Element data from apps and pages:
···

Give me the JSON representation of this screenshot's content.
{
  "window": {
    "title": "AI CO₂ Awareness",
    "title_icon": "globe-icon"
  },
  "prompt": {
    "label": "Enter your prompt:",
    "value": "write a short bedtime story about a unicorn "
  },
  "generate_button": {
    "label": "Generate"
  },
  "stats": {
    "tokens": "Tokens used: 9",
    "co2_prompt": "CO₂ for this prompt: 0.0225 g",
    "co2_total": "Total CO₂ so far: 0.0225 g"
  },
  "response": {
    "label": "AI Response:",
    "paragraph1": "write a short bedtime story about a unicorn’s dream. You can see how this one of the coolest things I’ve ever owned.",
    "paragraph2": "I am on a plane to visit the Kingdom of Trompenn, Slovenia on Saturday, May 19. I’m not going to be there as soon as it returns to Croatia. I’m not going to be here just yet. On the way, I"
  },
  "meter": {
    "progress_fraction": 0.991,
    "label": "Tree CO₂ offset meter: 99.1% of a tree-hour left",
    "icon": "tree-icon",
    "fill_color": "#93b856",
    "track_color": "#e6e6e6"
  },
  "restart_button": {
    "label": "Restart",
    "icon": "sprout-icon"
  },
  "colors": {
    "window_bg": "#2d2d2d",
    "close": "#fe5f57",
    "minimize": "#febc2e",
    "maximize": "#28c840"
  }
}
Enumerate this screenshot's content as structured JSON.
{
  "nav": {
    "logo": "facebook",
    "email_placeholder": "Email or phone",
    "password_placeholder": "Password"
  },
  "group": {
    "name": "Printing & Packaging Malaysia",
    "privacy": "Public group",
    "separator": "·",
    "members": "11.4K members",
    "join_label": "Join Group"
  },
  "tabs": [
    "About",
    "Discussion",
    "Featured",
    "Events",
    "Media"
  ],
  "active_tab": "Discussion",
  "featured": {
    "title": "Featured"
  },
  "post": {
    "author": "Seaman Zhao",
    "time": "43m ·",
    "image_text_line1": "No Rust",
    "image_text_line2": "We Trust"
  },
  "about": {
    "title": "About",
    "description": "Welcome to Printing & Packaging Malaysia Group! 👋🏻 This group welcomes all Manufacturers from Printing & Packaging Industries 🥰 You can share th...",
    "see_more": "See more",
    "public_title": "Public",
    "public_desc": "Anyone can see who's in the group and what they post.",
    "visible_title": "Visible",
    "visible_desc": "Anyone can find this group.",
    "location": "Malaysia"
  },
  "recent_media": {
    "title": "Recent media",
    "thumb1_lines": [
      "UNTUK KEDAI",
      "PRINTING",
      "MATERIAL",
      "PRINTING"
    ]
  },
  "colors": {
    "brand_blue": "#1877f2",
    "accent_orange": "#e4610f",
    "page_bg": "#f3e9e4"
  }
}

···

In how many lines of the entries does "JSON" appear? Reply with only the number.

2